EXERCISE GOAL >> Scan the material that follows. Copy every line containing the word "icon".

DATA LISTING >>
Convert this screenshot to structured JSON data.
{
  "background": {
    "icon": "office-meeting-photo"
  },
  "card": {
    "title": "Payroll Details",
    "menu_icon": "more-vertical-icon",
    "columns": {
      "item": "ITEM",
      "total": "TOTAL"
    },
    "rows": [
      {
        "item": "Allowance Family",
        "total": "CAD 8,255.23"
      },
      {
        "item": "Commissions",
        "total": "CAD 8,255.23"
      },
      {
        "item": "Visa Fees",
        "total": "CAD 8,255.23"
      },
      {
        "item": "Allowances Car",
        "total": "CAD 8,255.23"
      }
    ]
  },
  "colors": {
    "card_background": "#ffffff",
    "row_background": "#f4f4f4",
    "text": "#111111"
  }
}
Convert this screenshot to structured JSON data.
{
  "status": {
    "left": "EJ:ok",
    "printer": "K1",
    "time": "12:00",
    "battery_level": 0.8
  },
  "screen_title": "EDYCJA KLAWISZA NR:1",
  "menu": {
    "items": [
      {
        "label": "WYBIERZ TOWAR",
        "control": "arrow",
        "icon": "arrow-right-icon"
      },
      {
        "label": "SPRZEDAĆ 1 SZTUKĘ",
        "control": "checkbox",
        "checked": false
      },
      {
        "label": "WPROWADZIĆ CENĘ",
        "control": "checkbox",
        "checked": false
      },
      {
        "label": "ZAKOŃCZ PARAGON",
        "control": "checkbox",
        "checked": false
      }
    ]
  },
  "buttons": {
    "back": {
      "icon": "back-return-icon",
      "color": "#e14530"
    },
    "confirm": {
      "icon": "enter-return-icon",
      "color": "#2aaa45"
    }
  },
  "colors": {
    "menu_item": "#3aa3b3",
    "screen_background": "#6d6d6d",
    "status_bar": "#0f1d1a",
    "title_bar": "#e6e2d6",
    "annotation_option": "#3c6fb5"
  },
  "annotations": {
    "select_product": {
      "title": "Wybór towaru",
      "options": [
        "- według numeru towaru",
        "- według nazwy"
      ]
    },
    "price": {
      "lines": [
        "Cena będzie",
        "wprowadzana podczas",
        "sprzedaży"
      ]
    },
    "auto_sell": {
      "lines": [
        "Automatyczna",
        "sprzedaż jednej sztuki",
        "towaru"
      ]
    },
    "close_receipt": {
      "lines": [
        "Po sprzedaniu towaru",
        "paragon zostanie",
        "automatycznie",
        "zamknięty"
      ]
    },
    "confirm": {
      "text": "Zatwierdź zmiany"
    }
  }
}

OUTPUT FOR THIS TASK >>
    "icon": "office-meeting-photo"
    "menu_icon": "more-vertical-icon",
        "icon": "arrow-right-icon"
      "icon": "back-return-icon",
      "icon": "enter-return-icon",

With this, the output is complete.